* TASK TO COMPLETE *
Line count for the string "icon": state how many lines in the records below hold it, giving only the number.

* DATA RECORDS *

----------

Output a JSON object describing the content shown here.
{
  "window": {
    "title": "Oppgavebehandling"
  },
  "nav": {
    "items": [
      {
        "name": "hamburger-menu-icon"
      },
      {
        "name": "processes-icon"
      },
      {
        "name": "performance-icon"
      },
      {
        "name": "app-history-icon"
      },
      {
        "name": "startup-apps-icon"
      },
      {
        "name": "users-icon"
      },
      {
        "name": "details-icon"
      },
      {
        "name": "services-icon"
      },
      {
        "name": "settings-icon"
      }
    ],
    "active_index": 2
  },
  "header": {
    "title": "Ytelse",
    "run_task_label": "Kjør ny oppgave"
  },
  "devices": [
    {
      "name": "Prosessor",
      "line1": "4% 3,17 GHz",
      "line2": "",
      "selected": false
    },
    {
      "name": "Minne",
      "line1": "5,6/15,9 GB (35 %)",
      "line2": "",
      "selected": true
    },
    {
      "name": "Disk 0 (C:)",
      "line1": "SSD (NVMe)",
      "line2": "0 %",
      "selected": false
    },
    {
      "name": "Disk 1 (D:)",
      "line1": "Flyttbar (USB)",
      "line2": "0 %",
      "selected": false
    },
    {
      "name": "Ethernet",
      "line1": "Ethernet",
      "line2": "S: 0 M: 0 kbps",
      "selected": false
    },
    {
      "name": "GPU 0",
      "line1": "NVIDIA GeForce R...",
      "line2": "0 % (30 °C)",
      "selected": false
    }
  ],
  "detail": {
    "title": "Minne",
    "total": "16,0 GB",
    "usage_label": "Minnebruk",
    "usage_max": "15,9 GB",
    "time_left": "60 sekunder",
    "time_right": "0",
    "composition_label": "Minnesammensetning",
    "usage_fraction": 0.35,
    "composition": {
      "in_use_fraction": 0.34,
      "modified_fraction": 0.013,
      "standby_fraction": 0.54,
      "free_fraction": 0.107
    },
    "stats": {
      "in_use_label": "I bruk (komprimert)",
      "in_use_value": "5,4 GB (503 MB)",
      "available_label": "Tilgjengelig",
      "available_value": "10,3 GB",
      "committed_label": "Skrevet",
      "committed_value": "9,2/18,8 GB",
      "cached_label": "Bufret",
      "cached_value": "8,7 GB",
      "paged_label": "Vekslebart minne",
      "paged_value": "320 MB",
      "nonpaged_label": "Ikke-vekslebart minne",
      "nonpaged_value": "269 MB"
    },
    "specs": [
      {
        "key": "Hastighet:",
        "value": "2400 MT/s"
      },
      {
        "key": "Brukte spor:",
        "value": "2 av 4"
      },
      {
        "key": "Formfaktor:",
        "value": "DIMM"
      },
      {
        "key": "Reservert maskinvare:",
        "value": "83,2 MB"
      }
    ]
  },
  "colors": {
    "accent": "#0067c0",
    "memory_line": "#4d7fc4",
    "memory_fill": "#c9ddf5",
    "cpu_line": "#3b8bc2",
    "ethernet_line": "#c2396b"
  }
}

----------

* RESPONSE TO THIS EXERCISE *
9